A total of 689 shells and bombs were unearthed, of which 210 were confirmed to be Japanese chemical weapons abandoned after World War II.
The identified weapons have been confirmed to be filled with mustard gas, lewisite, phosgene and other toxins.
The weapons had been sealed and placed in temporary storage, awaiting final destruction, according to the office in charge of abandoned weapons at China's Foreign Ministry
Chinese official statistics show Japan abandoned at least 2 million tons of chemical weapons at about 40 sites in 15 provinces at the end of World War II, most of them in the three northeast provinces of Heilongjiang, Jilin and Liaoning.
In the past nine years, China and Japan have worked together to investigate, excavate, retrieve and pack the dumped weapons.
So far 37,499 chemical weapons and 200 tons of contaminated items have been collected, but none have been destroyed.
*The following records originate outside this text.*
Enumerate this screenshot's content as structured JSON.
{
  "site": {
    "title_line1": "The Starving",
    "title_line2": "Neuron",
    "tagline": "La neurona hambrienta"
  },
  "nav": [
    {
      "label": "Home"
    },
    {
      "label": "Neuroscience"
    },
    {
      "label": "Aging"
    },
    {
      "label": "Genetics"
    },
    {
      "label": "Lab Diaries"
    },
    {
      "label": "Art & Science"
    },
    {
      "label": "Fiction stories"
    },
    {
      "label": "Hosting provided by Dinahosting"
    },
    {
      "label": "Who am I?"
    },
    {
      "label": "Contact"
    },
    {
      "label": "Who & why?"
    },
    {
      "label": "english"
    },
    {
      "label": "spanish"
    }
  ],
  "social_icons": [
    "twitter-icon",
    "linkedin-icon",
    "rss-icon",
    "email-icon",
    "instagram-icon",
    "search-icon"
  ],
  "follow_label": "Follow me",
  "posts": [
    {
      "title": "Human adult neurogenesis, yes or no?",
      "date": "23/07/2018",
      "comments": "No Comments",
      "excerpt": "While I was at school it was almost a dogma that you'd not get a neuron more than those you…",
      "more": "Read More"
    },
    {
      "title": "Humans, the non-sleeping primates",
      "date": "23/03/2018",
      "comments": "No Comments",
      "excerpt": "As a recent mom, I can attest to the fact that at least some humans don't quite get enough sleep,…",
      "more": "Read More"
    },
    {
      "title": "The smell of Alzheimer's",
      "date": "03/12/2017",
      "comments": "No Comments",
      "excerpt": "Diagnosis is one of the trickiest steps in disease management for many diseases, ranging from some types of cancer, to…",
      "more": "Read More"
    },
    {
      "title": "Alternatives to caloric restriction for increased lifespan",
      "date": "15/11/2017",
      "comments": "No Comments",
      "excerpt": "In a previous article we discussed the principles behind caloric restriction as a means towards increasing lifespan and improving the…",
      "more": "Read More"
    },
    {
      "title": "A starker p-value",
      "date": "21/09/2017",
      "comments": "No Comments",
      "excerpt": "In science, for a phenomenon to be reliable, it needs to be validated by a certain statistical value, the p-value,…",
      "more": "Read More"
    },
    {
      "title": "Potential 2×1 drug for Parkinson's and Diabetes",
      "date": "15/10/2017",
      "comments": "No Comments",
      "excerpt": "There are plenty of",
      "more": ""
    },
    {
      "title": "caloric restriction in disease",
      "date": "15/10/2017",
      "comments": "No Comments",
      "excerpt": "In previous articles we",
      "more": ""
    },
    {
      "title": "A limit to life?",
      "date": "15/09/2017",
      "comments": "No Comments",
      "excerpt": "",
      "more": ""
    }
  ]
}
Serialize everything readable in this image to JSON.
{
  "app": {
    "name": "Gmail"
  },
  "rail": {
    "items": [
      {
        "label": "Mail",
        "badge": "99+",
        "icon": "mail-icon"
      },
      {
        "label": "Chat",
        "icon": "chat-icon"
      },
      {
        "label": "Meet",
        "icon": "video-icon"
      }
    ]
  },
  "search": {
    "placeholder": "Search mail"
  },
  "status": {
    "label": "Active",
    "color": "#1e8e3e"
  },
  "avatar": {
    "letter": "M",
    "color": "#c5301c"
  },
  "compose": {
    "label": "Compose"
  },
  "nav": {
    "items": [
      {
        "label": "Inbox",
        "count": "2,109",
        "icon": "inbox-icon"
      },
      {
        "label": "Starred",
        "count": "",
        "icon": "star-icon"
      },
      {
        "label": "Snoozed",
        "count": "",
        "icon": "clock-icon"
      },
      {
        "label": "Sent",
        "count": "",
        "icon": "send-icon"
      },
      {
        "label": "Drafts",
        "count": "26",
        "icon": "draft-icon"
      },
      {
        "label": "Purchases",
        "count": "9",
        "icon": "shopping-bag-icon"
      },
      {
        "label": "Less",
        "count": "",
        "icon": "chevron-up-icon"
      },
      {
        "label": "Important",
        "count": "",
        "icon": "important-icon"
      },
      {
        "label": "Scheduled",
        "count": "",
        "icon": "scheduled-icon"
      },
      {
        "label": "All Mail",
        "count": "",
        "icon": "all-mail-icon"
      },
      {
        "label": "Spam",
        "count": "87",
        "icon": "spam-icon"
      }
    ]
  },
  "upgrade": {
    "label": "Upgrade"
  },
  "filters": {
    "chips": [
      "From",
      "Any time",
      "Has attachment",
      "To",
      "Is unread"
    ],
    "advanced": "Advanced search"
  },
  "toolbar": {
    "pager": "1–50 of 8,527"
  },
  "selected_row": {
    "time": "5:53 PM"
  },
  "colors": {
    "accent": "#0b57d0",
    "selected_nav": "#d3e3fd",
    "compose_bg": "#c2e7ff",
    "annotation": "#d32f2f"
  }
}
"We are rather dissatisfied with Japan's slow pace of disposal, " said Liu Yiren, director of the Japanese abandoned chemical weapons disposal office under China's Foreign Ministry.
Liu stressed that the weapons, some still lethal or toxic after decades, remained a threat nationwide, noting that leakages involving injury or death have occurred.
One person died and 43 were injured in Qiqihar, Heilongjiang, in one such incident last August. More than 50 bombs, including chemical weapons, were found last month in a village near the same city.
More than 2,000 Chinese have fallen victim to Japan's abandoned chemical weapons, killed by leading toxic gas while working at construction sites or on other occasions, according to China's Foreign Ministry.
"The facts have proved again we have come to a situation where no more delays can be tolerated," Liu said.
China and Japan have agreed to build a disposal facility for the destruction of retrieved chemical weapons in Ha'erba Ridge of Dunhua City, Jilin Province, neighboring Heilongjiang, where 670,000 chemical weapons have been confirmed dumped by Japanese troops.
So far Japan has not disclosed any detailed information about where they abandoned or buried their weapons, making it difficult for China to trace and remove them.
The lack of information has also led to incidents.
China and Japan joined the United Nations Chemical Weapons Convention in 1997. Two years later, they signed a memorandum, in which Japan admitted that it had abandoned a large amount of chemical weapons in China at the end of World War II.
Under the memorandum, Japan is obliged to remove the weapons by April 2007 and provide all necessary funds, equipment and personnel for their retrieval and destruction.
However, the Japanese government has asked for an extension of the disposal deadline to April 2012.
"Judging from Japan's current pace of weapons disposal, we can't be too optimistic about complete destruction by 2012," Liu said.
At the request of the Chinese government, Japan sent more than 20 experts Wednesday to the Ning'an site.
(Xinhua News Agency July 11, 2006)